Nearly the same amount of planes are in the air above North America ahead of Thanksgiving this year compared to last year. Here's what that looks like.

Nearly the same amount of planes are in the air above North America ahead of Thanksgiving this year compared to last year. Here's what that looks like.
An Alaska Airlines Airbus A320.Angel
  • Millions of people are flying ahead of Thanksgiving this week, and Flightradar24, a live air travel tracker, shows what that looks like.
  • Although the airlines are seeing their busiest stretch yet since March, air travel is still at a fraction of last year's levels.
  • The US Centers for Disease Control is advising that people avoid Thanksgiving travel to protect themselves and others from COVID-19.

US public health officials have a blunt message for the public as Thanksgiving approaches: stay home.

But flight data shows that people are taking to the skies by the millions in the week leading up to turkey day — and a live map from Flightradar24 shows exactly what that spike in air travel looks like.

Flightradar24 accesses government air traffic control data and other sources to track thousands of passenger aircraft around the globe. The firm shared stills Tuesday showing how the number of active flights in the sky above North America at 12 p.m. on the Tuesday before Thanksgiving stacks up to years past. According to Flightradar24's data, the number — 6,972 — was lower than last year, but slightly more than 2018.

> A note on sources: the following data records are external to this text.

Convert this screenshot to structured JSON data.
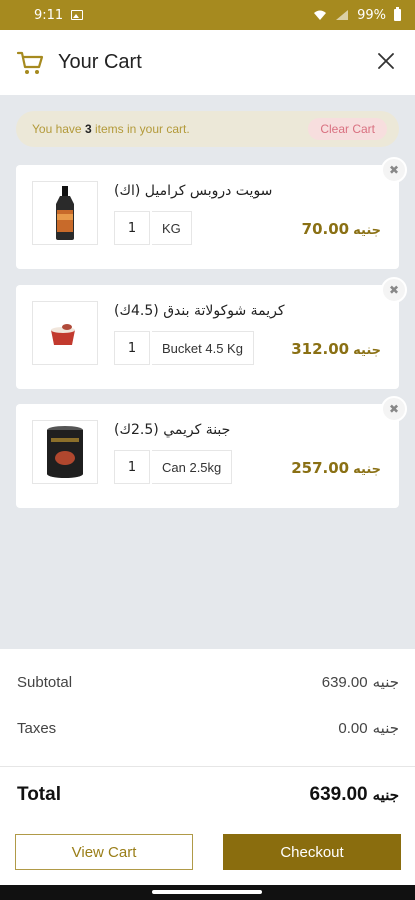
{
  "status_bar": {
    "time": "9:11",
    "battery": "99%",
    "icons": [
      "image-icon",
      "wifi-icon",
      "signal-icon",
      "battery-icon"
    ]
  },
  "header": {
    "title": "Your Cart",
    "icon": "cart-icon",
    "close_icon": "close-icon"
  },
  "info": {
    "prefix": "You have ",
    "count": "3",
    "suffix": " items in your cart.",
    "clear_label": "Clear Cart"
  },
  "items": [
    {
      "name": "سويت دروبس كراميل (اك)",
      "qty": "1",
      "unit": "KG",
      "price": "70.00",
      "currency": "جنيه"
    },
    {
      "name": "كريمة شوكولاتة بندق (4.5ك)",
      "qty": "1",
      "unit": "Bucket 4.5 Kg",
      "price": "312.00",
      "currency": "جنيه"
    },
    {
      "name": "جبنة كريمي (2.5ك)",
      "qty": "1",
      "unit": "Can 2.5kg",
      "price": "257.00",
      "currency": "جنيه"
    }
  ],
  "summary": {
    "subtotal_label": "Subtotal",
    "subtotal_value": "639.00",
    "subtotal_currency": "جنيه",
    "taxes_label": "Taxes",
    "taxes_value": "0.00",
    "taxes_currency": "جنيه",
    "total_label": "Total",
    "total_value": "639.00",
    "total_currency": "جنيه"
  },
  "buttons": {
    "view_cart": "View Cart",
    "checkout": "Checkout"
  },
  "colors": {
    "brand": "#a68a1f",
    "accent": "#8a6d0e",
    "price": "#8a7014",
    "clear_bg": "#f7dede",
    "clear_text": "#d97080"
  }
}
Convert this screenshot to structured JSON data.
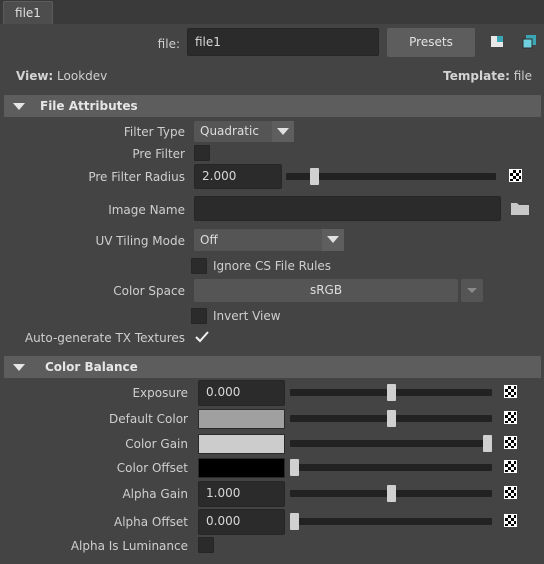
{
  "tab": {
    "label": "file1"
  },
  "file_row": {
    "label": "file:",
    "value": "file1",
    "presets_label": "Presets"
  },
  "view_line": {
    "view_label": "View:",
    "view_value": "Lookdev",
    "template_label": "Template:",
    "template_value": "file"
  },
  "file_attributes": {
    "title": "File Attributes",
    "filter_type": {
      "label": "Filter Type",
      "value": "Quadratic"
    },
    "pre_filter": {
      "label": "Pre Filter",
      "checked": false
    },
    "pre_filter_radius": {
      "label": "Pre Filter Radius",
      "value": "2.000",
      "slider_fraction": 0.12
    },
    "image_name": {
      "label": "Image Name",
      "value": ""
    },
    "uv_tiling_mode": {
      "label": "UV Tiling Mode",
      "value": "Off"
    },
    "ignore_cs_file_rules": {
      "label": "Ignore CS File Rules",
      "checked": false
    },
    "color_space": {
      "label": "Color Space",
      "value": "sRGB"
    },
    "invert_view": {
      "label": "Invert View",
      "checked": false
    },
    "auto_generate_tx": {
      "label": "Auto-generate TX Textures",
      "checked": true
    }
  },
  "color_balance": {
    "title": "Color Balance",
    "exposure": {
      "label": "Exposure",
      "value": "0.000",
      "slider_fraction": 0.5
    },
    "default_color": {
      "label": "Default Color",
      "color": "#a0a0a0",
      "slider_fraction": 0.5
    },
    "color_gain": {
      "label": "Color Gain",
      "color": "#cccccc",
      "slider_fraction": 1.0
    },
    "color_offset": {
      "label": "Color Offset",
      "color": "#000000",
      "slider_fraction": 0.0
    },
    "alpha_gain": {
      "label": "Alpha Gain",
      "value": "1.000",
      "slider_fraction": 0.5
    },
    "alpha_offset": {
      "label": "Alpha Offset",
      "value": "0.000",
      "slider_fraction": 0.0
    },
    "alpha_is_luminance": {
      "label": "Alpha Is Luminance",
      "checked": false
    }
  },
  "icons": {
    "copy_tab": "copy-tab-icon",
    "show_attr_editor": "show-attribute-editor-icon",
    "folder": "folder-icon",
    "map": "checker-map-icon"
  }
}
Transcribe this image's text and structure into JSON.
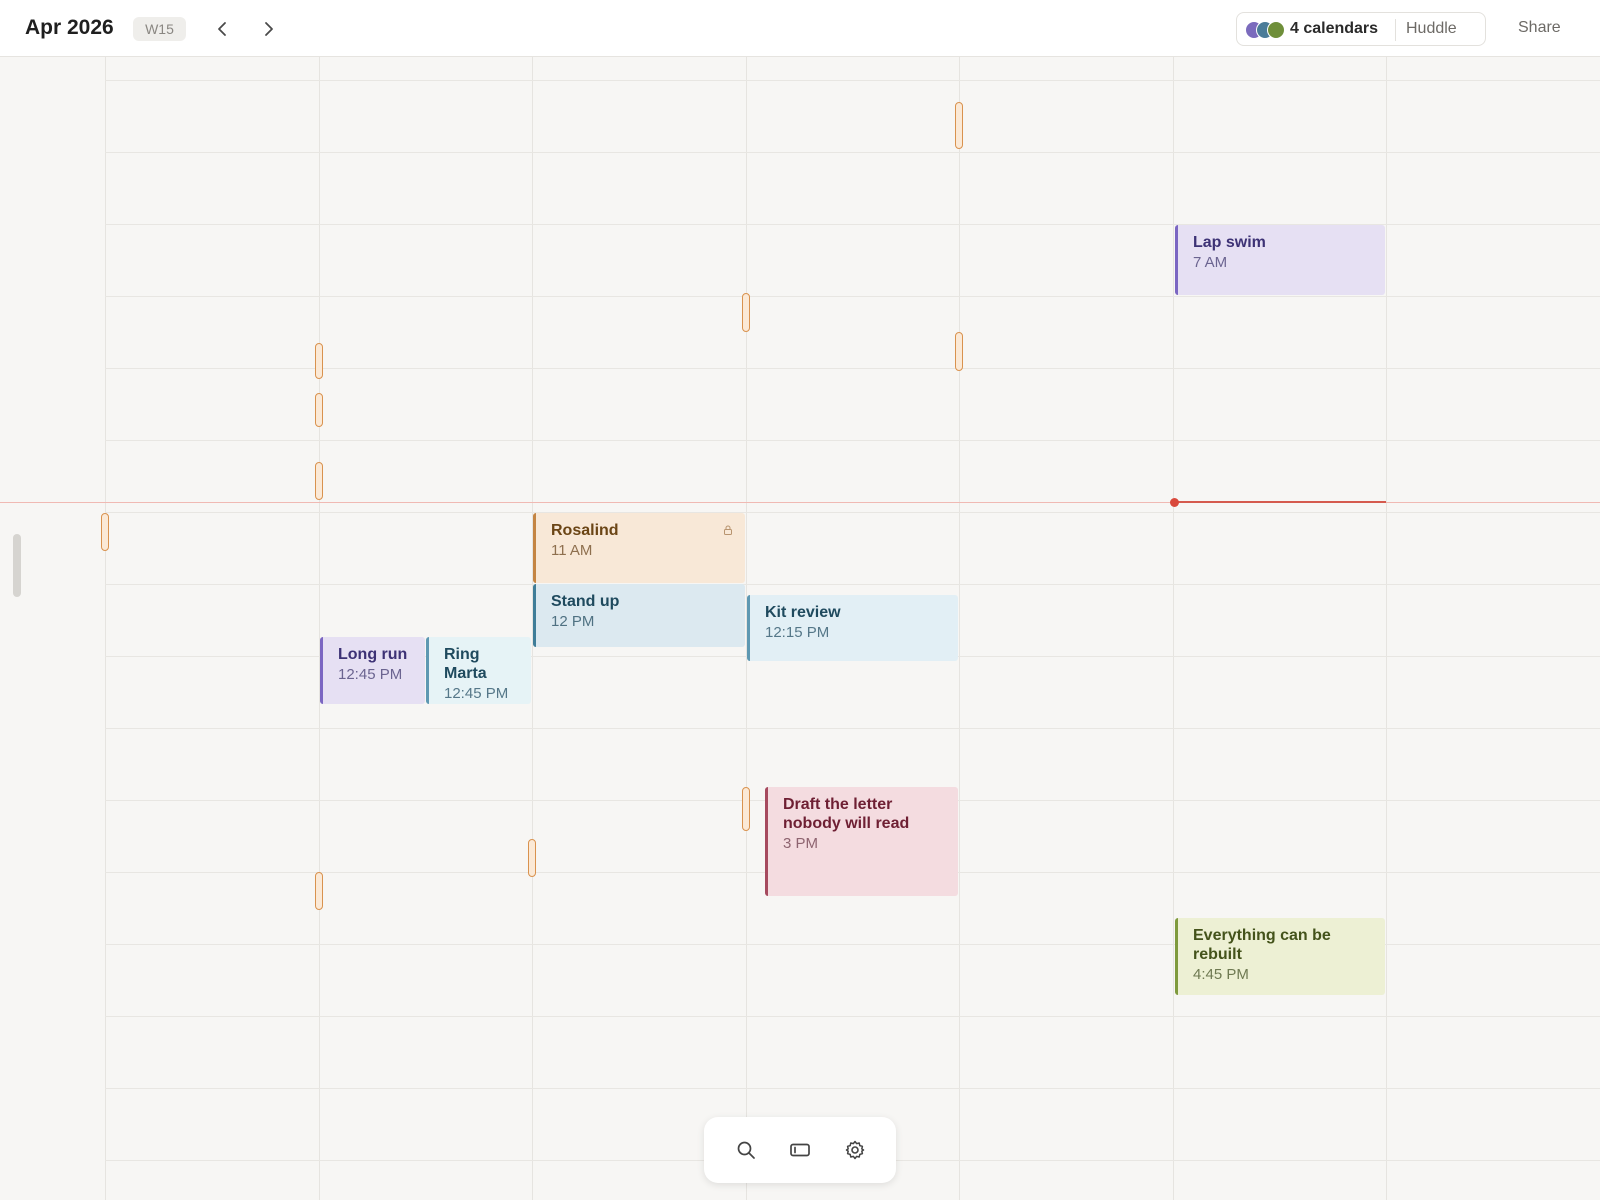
{
  "header": {
    "title": "Apr 2026",
    "week": "W15",
    "calendars_label": "4 calendars",
    "huddle_label": "Huddle",
    "share_label": "Share",
    "calendar_colors": [
      "#7b6bbd",
      "#4b7c98",
      "#6f8f3a"
    ]
  },
  "events": [
    {
      "title": "Lap swim",
      "time": "7 AM"
    },
    {
      "title": "Rosalind",
      "time": "11 AM",
      "locked": true
    },
    {
      "title": "Stand up",
      "time": "12 PM"
    },
    {
      "title": "Kit review",
      "time": "12:15 PM"
    },
    {
      "title": "Long run",
      "time": "12:45 PM"
    },
    {
      "title": "Ring Marta",
      "time": "12:45 PM"
    },
    {
      "title": "Draft the letter nobody will read",
      "time": "3 PM"
    },
    {
      "title": "Everything can be rebuilt",
      "time": "4:45 PM"
    }
  ],
  "colors": {
    "now_indicator": "#d9493c",
    "marker_outline": "#d9924e"
  },
  "toolbar": {
    "icons": [
      "search-icon",
      "panel-icon",
      "gear-icon"
    ]
  }
}
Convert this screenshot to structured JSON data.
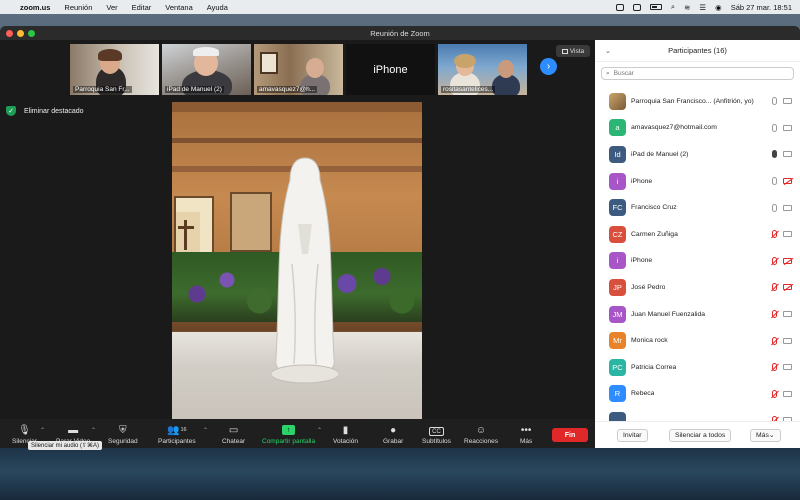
{
  "menubar": {
    "app": "zoom.us",
    "items": [
      "Reunión",
      "Ver",
      "Editar",
      "Ventana",
      "Ayuda"
    ],
    "datetime": "Sáb 27 mar.  18:51"
  },
  "window": {
    "title": "Reunión de Zoom"
  },
  "thumbnails": [
    {
      "name": "Parroquia San Fr..."
    },
    {
      "name": "iPad de Manuel (2)"
    },
    {
      "name": "amavasquez7@h..."
    },
    {
      "name": "iPhone"
    },
    {
      "name": "rositasantelices..."
    }
  ],
  "view_button": "Vista",
  "unspotlight_label": "Eliminar destacado",
  "toolbar": {
    "mute": "Silenciar",
    "video": "Parar Video",
    "security": "Seguridad",
    "participants": "Participantes",
    "participants_count": "16",
    "chat": "Chatear",
    "share": "Compartir pantalla",
    "poll": "Votación",
    "record": "Grabar",
    "subtitles": "Subtítulos",
    "subtitles_badge": "CC",
    "reactions": "Reacciones",
    "more": "Más",
    "end": "Fin",
    "tooltip": "Silenciar mi audio (⇧⌘A)"
  },
  "panel": {
    "title": "Participantes (16)",
    "search_placeholder": "Buscar",
    "participants": [
      {
        "name": "Parroquia San Francisco... (Anfitrión, yo)",
        "initials": "",
        "color": "",
        "mic": "normal",
        "cam": "normal"
      },
      {
        "name": "amavasquez7@hotmail.com",
        "initials": "a",
        "color": "#2bb673",
        "mic": "normal",
        "cam": "normal"
      },
      {
        "name": "iPad de Manuel (2)",
        "initials": "Id",
        "color": "#3d5a80",
        "mic": "on",
        "cam": "normal"
      },
      {
        "name": "iPhone",
        "initials": "i",
        "color": "#a855c7",
        "mic": "normal",
        "cam": "off"
      },
      {
        "name": "Francisco Cruz",
        "initials": "FC",
        "color": "#3d5a80",
        "mic": "normal",
        "cam": "normal"
      },
      {
        "name": "Carmen Zuñiga",
        "initials": "CZ",
        "color": "#d94f3d",
        "mic": "muted",
        "cam": "normal"
      },
      {
        "name": "iPhone",
        "initials": "i",
        "color": "#a855c7",
        "mic": "muted",
        "cam": "off"
      },
      {
        "name": "José Pedro",
        "initials": "JP",
        "color": "#d94f3d",
        "mic": "muted",
        "cam": "off"
      },
      {
        "name": "Juan Manuel Fuenzalida",
        "initials": "JM",
        "color": "#a855c7",
        "mic": "muted",
        "cam": "normal"
      },
      {
        "name": "Monica rock",
        "initials": "Mr",
        "color": "#e8832a",
        "mic": "muted",
        "cam": "normal"
      },
      {
        "name": "Patricia Correa",
        "initials": "PC",
        "color": "#2bb6a3",
        "mic": "muted",
        "cam": "normal"
      },
      {
        "name": "Rebeca",
        "initials": "R",
        "color": "#2d8cff",
        "mic": "muted",
        "cam": "normal"
      },
      {
        "name": "",
        "initials": "",
        "color": "#3d5a80",
        "mic": "muted",
        "cam": "normal"
      }
    ],
    "invite": "Invitar",
    "mute_all": "Silenciar a todos",
    "more": "Más"
  }
}
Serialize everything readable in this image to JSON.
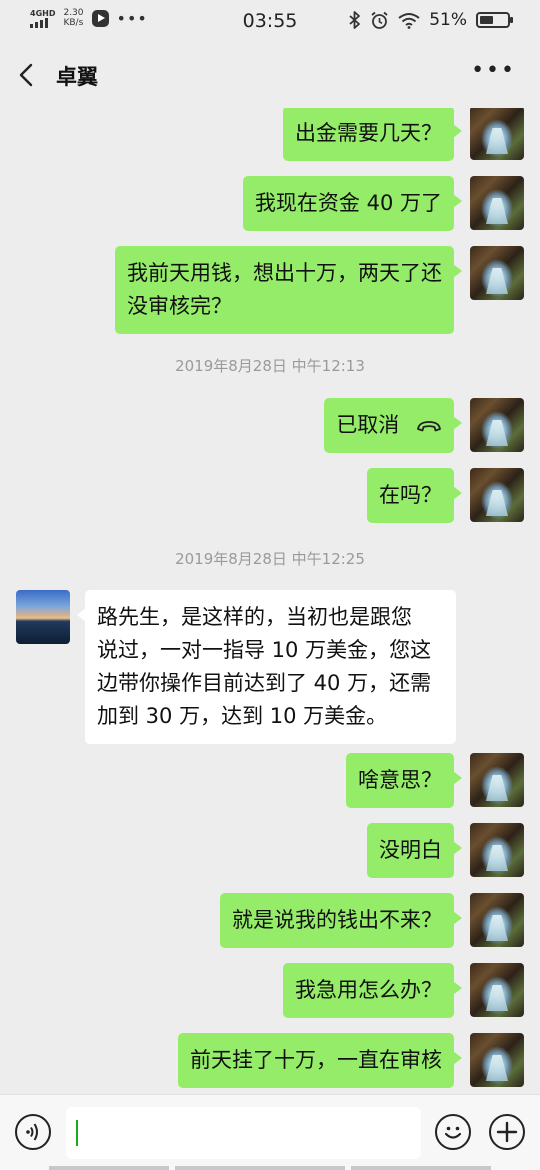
{
  "status_bar": {
    "network": "4GHD",
    "speed_value": "2.30",
    "speed_unit": "KB/s",
    "time": "03:55",
    "battery_percent": "51%",
    "battery_level": 0.51
  },
  "header": {
    "contact_name": "卓翼"
  },
  "messages": [
    {
      "sender": "me",
      "text": "出金需要几天？"
    },
    {
      "sender": "me",
      "text": "我现在资金 40 万了"
    },
    {
      "sender": "me",
      "lines": [
        "我前天用钱，想出十万，两天了还",
        "没审核完？"
      ]
    },
    {
      "sender": "system",
      "text": "2019年8月28日 中午12:13"
    },
    {
      "sender": "me",
      "text": "已取消",
      "icon": "hang-up-phone-icon"
    },
    {
      "sender": "me",
      "text": "在吗？"
    },
    {
      "sender": "system",
      "text": "2019年8月28日 中午12:25"
    },
    {
      "sender": "them",
      "lines": [
        "路先生，是这样的，当初也是跟您",
        "说过，一对一指导 10 万美金，您这",
        "边带你操作目前达到了 40 万，还需",
        "加到 30 万，达到 10 万美金。"
      ]
    },
    {
      "sender": "me",
      "text": "啥意思？"
    },
    {
      "sender": "me",
      "text": "没明白"
    },
    {
      "sender": "me",
      "text": "就是说我的钱出不来？"
    },
    {
      "sender": "me",
      "text": "我急用怎么办？"
    },
    {
      "sender": "me",
      "text": "前天挂了十万，一直在审核"
    }
  ],
  "input": {
    "value": ""
  },
  "icons": {
    "back": "chevron-left-icon",
    "more": "more-dots-icon",
    "voice": "voice-mode-icon",
    "emoji": "emoji-icon",
    "plus": "plus-icon"
  }
}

Of course, the number of aircraft in the sky doesn't tell the whole story of how many people are actually on board those planes, and air traffic also includes private jet and cargo planes. Transportation Security Administration checkpoint data give a better sense of how many people actually fly on a given day.

According to the agency, more than 900,000 people passed through its checkpoints Monday, and just over 1 million did so Sunday, capping off the busiest weekend for US air travel since March. In total, the TSA counted more than 3 million travelers between Friday and Sunday.


Holiday travel statistics show that air travel has bounced back significantly from its low point last spring — on April 14, the TSA screened 87,534 passengers, as compared with more than 2.2 million on the same day in 2019. The agency counted more than 1 million travelers on Friday and on Sunday, marking only the second and third times that air travel has exceeded that milestone since the pandemic hit the US.

But air travel is still down drastically from 2019 levels. In the week leading up to Thanksgiving last year, the TSA saw well over 2 million passengers daily. On the Monday before Thanksgiving in 2019, the TSA screened approximately 2.25 million people, more than double the roughly 917,000 it screened Monday.

Read more: How we travel now: a guide for getting from here to there in a suddenly static world

Still, the US Centers for Disease Control is advising against any Thanksgiving travel this year, as the country continues to report roughly 200,000 new COVID-19 cases each day. The agency recommends instead that people host virtual gatherings or delay their plans.

"As cases continue to increase rapidly across the United States, the safest way to celebrate Thanksgiving is to celebrate at home with the people you live with," the CDC said.